Excerpts from an interface dataset
○ ○ ○

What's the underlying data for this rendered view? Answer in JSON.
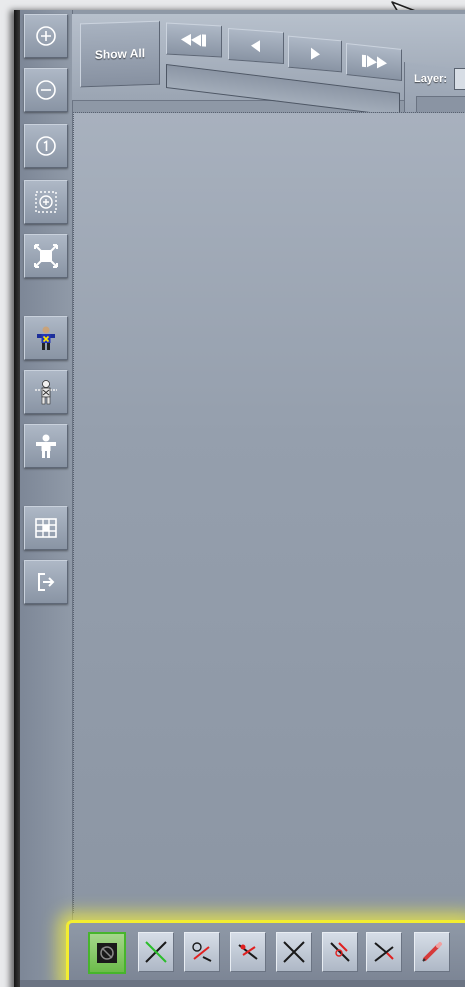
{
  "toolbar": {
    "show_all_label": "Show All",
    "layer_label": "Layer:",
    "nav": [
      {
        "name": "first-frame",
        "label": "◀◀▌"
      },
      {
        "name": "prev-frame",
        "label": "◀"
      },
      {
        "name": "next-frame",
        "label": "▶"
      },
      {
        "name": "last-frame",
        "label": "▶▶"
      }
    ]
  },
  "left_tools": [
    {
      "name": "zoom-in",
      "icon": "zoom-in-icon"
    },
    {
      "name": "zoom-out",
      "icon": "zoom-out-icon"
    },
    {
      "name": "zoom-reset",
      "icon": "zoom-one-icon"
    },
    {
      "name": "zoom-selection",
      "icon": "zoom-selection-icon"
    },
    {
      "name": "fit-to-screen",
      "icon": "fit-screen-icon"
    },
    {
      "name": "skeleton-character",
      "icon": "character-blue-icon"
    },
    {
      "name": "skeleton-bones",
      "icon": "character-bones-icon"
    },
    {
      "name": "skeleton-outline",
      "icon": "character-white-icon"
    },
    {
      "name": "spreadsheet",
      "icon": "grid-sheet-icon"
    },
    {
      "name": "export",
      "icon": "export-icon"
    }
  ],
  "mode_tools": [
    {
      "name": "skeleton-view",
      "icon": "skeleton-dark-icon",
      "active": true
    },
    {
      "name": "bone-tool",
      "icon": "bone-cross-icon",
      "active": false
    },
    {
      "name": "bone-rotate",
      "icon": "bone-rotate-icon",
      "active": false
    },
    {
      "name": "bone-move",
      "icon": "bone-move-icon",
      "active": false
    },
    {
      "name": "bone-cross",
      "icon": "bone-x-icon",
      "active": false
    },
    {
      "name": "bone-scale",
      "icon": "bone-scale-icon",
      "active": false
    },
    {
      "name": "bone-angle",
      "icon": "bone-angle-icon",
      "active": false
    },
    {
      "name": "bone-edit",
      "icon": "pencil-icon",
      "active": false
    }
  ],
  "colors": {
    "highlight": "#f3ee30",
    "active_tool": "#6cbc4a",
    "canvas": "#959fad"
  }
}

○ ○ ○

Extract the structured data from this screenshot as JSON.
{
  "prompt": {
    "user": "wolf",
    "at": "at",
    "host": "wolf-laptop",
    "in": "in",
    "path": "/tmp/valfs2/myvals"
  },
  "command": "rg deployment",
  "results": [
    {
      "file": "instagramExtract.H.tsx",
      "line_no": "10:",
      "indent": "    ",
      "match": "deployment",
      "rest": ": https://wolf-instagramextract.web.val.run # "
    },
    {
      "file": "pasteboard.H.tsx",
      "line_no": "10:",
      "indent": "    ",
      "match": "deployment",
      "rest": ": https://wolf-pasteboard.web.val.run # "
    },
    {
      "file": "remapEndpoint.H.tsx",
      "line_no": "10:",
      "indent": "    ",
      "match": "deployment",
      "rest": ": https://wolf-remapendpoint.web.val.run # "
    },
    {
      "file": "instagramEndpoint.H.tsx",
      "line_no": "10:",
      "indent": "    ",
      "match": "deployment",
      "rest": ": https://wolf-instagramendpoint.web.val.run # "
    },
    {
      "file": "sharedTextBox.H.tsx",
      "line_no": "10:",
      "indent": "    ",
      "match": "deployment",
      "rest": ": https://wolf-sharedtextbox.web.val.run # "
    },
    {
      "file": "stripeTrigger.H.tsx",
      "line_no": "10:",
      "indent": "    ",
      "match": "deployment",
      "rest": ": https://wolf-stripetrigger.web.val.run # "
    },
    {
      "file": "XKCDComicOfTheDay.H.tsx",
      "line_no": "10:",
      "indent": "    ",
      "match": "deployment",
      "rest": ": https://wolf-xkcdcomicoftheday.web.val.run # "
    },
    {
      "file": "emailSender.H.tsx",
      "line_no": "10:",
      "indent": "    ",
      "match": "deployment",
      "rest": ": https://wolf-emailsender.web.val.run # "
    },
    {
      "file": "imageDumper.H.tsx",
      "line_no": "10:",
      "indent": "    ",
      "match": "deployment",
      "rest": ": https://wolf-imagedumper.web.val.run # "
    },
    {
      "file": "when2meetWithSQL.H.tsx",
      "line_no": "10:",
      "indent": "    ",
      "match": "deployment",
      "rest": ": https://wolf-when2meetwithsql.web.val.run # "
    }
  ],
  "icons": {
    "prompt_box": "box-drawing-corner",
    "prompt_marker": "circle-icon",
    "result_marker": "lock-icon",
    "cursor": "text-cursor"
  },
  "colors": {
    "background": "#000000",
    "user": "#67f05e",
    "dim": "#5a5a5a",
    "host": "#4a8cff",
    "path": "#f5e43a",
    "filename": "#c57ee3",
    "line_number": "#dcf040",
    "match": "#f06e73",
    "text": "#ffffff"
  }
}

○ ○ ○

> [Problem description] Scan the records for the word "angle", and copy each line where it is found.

> [Task result]
      "name": "bone-angle",
      "icon": "bone-angle-icon",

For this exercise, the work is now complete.